DATA RECORDS:
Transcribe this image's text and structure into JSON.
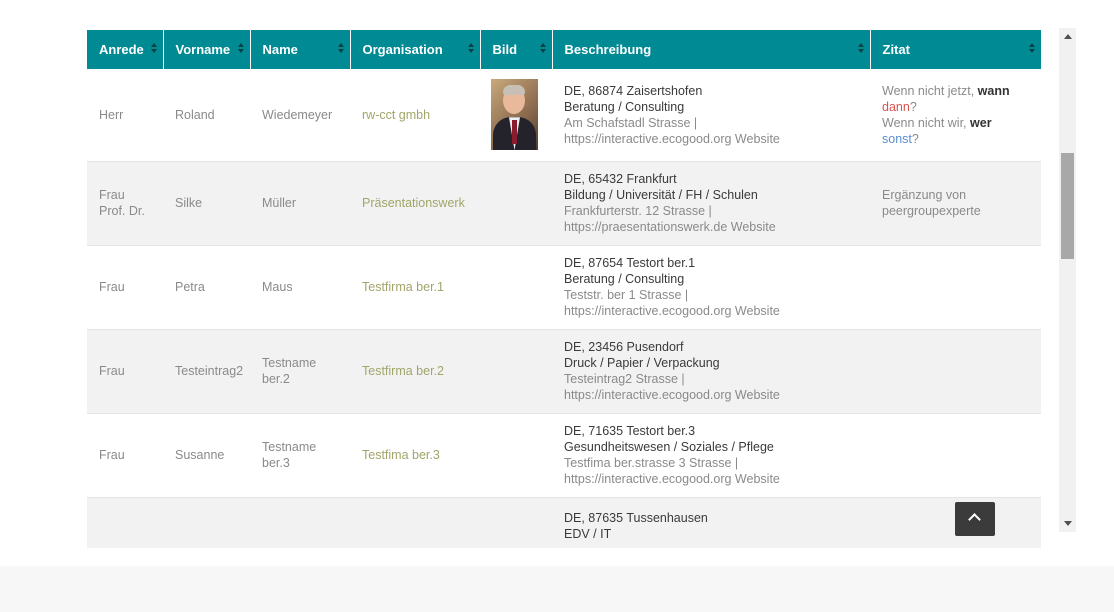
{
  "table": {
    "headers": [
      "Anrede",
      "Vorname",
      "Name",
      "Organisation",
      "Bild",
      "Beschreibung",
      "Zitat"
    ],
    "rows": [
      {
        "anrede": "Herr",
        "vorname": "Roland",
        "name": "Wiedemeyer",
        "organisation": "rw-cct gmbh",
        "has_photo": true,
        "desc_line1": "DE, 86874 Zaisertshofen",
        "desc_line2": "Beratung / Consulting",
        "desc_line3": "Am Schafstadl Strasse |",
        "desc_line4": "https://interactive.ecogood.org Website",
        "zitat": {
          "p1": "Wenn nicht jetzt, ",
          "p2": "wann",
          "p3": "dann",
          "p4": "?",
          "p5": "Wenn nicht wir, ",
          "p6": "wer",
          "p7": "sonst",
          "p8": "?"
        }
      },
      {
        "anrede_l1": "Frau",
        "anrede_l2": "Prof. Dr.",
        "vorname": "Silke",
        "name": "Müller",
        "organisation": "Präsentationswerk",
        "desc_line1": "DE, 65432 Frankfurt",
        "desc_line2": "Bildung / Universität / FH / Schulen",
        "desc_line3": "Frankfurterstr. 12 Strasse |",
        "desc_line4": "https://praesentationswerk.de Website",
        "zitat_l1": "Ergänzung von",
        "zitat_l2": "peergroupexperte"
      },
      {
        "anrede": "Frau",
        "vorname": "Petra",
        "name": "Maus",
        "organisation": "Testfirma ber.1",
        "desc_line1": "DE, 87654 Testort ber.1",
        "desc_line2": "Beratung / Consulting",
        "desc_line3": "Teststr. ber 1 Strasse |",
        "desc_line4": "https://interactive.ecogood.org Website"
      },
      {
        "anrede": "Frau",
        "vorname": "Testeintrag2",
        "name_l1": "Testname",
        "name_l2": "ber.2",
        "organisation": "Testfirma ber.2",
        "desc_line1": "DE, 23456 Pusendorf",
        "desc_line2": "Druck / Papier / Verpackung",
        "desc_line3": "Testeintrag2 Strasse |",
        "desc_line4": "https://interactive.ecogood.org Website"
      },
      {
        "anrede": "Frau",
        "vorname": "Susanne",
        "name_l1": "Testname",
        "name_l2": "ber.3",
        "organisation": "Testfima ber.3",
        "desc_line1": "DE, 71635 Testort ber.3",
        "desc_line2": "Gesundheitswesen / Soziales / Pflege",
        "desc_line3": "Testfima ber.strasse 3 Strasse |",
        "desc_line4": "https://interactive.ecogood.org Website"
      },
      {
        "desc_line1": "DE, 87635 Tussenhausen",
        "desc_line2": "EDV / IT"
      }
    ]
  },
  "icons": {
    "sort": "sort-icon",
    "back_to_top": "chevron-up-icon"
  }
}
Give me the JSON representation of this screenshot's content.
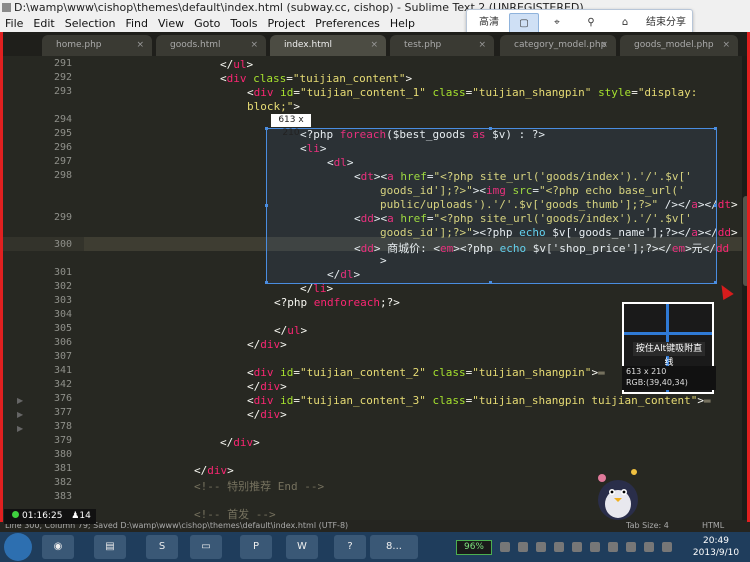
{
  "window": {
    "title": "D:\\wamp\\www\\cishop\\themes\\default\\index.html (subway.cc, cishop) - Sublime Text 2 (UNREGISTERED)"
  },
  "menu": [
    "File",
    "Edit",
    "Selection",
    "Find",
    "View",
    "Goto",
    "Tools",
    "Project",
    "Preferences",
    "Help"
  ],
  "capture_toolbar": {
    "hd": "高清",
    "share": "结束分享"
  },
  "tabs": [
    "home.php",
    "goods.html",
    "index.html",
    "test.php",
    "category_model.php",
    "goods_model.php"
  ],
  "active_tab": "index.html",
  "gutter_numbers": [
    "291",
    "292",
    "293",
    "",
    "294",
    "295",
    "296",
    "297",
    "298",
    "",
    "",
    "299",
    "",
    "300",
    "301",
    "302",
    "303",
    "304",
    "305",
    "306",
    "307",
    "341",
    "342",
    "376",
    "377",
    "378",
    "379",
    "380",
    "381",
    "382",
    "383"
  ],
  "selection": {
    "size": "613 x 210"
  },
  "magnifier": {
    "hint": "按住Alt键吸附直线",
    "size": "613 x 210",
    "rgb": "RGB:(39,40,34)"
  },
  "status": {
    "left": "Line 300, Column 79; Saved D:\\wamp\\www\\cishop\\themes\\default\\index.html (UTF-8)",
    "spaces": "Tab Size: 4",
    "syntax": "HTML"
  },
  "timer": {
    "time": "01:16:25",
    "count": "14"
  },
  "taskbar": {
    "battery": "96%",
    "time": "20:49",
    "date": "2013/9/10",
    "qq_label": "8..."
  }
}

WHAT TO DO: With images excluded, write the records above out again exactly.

RESPONSE TO THE EXERCISE:
Transcribe this image's text and structure into JSON.
{
  "table": {
    "headers": [
      "Anrede",
      "Vorname",
      "Name",
      "Organisation",
      "Bild",
      "Beschreibung",
      "Zitat"
    ],
    "rows": [
      {
        "anrede": "Herr",
        "vorname": "Roland",
        "name": "Wiedemeyer",
        "organisation": "rw-cct gmbh",
        "has_photo": true,
        "desc_line1": "DE, 86874 Zaisertshofen",
        "desc_line2": "Beratung / Consulting",
        "desc_line3": "Am Schafstadl Strasse |",
        "desc_line4": "https://interactive.ecogood.org Website",
        "zitat": {
          "p1": "Wenn nicht jetzt, ",
          "p2": "wann",
          "p3": "dann",
          "p4": "?",
          "p5": "Wenn nicht wir, ",
          "p6": "wer",
          "p7": "sonst",
          "p8": "?"
        }
      },
      {
        "anrede_l1": "Frau",
        "anrede_l2": "Prof. Dr.",
        "vorname": "Silke",
        "name": "Müller",
        "organisation": "Präsentationswerk",
        "desc_line1": "DE, 65432 Frankfurt",
        "desc_line2": "Bildung / Universität / FH / Schulen",
        "desc_line3": "Frankfurterstr. 12 Strasse |",
        "desc_line4": "https://praesentationswerk.de Website",
        "zitat_l1": "Ergänzung von",
        "zitat_l2": "peergroupexperte"
      },
      {
        "anrede": "Frau",
        "vorname": "Petra",
        "name": "Maus",
        "organisation": "Testfirma ber.1",
        "desc_line1": "DE, 87654 Testort ber.1",
        "desc_line2": "Beratung / Consulting",
        "desc_line3": "Teststr. ber 1 Strasse |",
        "desc_line4": "https://interactive.ecogood.org Website"
      },
      {
        "anrede": "Frau",
        "vorname": "Testeintrag2",
        "name_l1": "Testname",
        "name_l2": "ber.2",
        "organisation": "Testfirma ber.2",
        "desc_line1": "DE, 23456 Pusendorf",
        "desc_line2": "Druck / Papier / Verpackung",
        "desc_line3": "Testeintrag2 Strasse |",
        "desc_line4": "https://interactive.ecogood.org Website"
      },
      {
        "anrede": "Frau",
        "vorname": "Susanne",
        "name_l1": "Testname",
        "name_l2": "ber.3",
        "organisation": "Testfima ber.3",
        "desc_line1": "DE, 71635 Testort ber.3",
        "desc_line2": "Gesundheitswesen / Soziales / Pflege",
        "desc_line3": "Testfima ber.strasse 3 Strasse |",
        "desc_line4": "https://interactive.ecogood.org Website"
      },
      {
        "desc_line1": "DE, 87635 Tussenhausen",
        "desc_line2": "EDV / IT"
      }
    ]
  },
  "icons": {
    "sort": "sort-icon",
    "back_to_top": "chevron-up-icon"
  }
}
Give me the JSON representation of this screenshot's content.
{
  "window": {
    "title": "D:\\wamp\\www\\cishop\\themes\\default\\index.html (subway.cc, cishop) - Sublime Text 2 (UNREGISTERED)"
  },
  "menu": [
    "File",
    "Edit",
    "Selection",
    "Find",
    "View",
    "Goto",
    "Tools",
    "Project",
    "Preferences",
    "Help"
  ],
  "capture_toolbar": {
    "hd": "高清",
    "share": "结束分享"
  },
  "tabs": [
    "home.php",
    "goods.html",
    "index.html",
    "test.php",
    "category_model.php",
    "goods_model.php"
  ],
  "active_tab": "index.html",
  "gutter_numbers": [
    "291",
    "292",
    "293",
    "",
    "294",
    "295",
    "296",
    "297",
    "298",
    "",
    "",
    "299",
    "",
    "300",
    "301",
    "302",
    "303",
    "304",
    "305",
    "306",
    "307",
    "341",
    "342",
    "376",
    "377",
    "378",
    "379",
    "380",
    "381",
    "382",
    "383"
  ],
  "selection": {
    "size": "613 x 210"
  },
  "magnifier": {
    "hint": "按住Alt键吸附直线",
    "size": "613 x 210",
    "rgb": "RGB:(39,40,34)"
  },
  "status": {
    "left": "Line 300, Column 79; Saved D:\\wamp\\www\\cishop\\themes\\default\\index.html (UTF-8)",
    "spaces": "Tab Size: 4",
    "syntax": "HTML"
  },
  "timer": {
    "time": "01:16:25",
    "count": "14"
  },
  "taskbar": {
    "battery": "96%",
    "time": "20:49",
    "date": "2013/9/10",
    "qq_label": "8..."
  }
}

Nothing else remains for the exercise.